Though it's unclear exactly how much cayenne you need to consume or use to reap its benefits, you can incorporate it into your diet by either chopping up a fresh pepper or buying dried cayenne from the spice aisle, Gans says. (Note that dried cayenne spice's heat and capsaicin are more concentrated.)
From there, the possibilities are pretty much endless though dietitians have a few recommendations.
1. Add it to dips.
Looking for a spicy snack or having people over? Gans recommends adding fresh cayenne to appetizers like crab dip for an added kick.
2. Sprinkle it over baked chicken.
If your usual chicken dishes have you bored, chop up some fresh cayenne pepper and sprinkle it on top of your protein.
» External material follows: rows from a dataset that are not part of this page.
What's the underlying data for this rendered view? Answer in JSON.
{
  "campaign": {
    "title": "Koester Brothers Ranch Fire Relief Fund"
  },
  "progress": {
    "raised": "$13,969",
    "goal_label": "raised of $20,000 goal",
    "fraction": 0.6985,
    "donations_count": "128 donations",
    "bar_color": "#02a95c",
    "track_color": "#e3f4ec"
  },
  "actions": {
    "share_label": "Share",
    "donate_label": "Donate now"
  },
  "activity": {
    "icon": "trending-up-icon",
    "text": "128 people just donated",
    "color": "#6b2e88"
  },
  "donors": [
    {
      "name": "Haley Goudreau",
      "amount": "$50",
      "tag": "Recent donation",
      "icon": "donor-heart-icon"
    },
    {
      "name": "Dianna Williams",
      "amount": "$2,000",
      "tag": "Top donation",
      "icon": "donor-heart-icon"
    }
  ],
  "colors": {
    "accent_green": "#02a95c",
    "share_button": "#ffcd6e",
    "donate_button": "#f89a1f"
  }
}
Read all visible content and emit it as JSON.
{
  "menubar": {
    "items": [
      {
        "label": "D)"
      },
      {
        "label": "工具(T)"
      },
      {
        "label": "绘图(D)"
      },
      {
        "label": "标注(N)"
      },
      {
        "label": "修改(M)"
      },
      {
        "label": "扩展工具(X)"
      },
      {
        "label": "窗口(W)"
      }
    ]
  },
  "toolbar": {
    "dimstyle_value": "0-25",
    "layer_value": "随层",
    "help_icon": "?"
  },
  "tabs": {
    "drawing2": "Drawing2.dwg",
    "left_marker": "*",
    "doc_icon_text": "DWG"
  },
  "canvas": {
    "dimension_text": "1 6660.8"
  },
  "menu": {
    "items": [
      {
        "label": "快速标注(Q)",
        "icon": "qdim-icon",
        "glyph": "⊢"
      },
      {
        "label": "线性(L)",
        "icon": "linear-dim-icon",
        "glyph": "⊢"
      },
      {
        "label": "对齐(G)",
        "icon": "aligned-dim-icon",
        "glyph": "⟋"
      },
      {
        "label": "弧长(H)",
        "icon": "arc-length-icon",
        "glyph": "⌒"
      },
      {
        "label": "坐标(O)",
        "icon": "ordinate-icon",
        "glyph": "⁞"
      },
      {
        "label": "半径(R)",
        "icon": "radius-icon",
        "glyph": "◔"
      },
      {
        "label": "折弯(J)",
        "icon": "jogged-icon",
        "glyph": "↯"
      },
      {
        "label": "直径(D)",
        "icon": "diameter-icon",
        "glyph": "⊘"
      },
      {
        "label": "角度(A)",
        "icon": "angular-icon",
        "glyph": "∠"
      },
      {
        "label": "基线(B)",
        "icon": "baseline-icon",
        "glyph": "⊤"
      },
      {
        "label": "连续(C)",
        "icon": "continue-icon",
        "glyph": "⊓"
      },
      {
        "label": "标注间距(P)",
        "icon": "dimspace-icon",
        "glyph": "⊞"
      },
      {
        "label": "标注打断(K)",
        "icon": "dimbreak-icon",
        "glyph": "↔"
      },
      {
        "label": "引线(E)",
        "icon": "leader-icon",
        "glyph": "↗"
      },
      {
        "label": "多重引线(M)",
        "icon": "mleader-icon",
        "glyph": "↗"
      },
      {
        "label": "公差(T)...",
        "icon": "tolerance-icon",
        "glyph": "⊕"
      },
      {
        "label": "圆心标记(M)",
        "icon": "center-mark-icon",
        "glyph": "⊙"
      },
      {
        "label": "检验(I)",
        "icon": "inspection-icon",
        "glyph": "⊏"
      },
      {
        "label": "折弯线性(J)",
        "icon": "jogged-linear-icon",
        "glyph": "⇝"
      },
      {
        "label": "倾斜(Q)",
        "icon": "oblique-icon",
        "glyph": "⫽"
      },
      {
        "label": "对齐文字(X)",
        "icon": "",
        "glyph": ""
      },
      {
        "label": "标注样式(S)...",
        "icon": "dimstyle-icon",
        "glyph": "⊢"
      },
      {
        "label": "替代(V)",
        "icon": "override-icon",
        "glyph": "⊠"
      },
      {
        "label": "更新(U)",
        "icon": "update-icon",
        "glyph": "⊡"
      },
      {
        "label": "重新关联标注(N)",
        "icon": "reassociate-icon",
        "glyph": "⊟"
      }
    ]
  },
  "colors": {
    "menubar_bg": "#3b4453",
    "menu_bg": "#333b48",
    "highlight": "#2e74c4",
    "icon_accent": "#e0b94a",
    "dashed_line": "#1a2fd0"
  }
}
3. Stir it into soups.
Make your favorite soup or stew recipes even more warming by adding some cayenne into the mix. Just stir in a little at a time, so you don't overdo it in the heat department, Angelone recommends.
4. Toss it over sauted vegetables.
If you've been feeling kinda meh about your go-to veggies, cayenne will definitely mix things up. Sprinkle a little dried cayenne into your usual seasoning mix for extra oomph.
5. Make a chili oil.
Rumsey's favorite way to use cayenne: Add a few dashes to olive oil and then drizzle it over your food. (She loves it atop plain popcorn.)
The bottom line: Cayenne can support your health in a bunch of ways, but it's no magic bullet. Use it only as much as works for your body (and taste buds).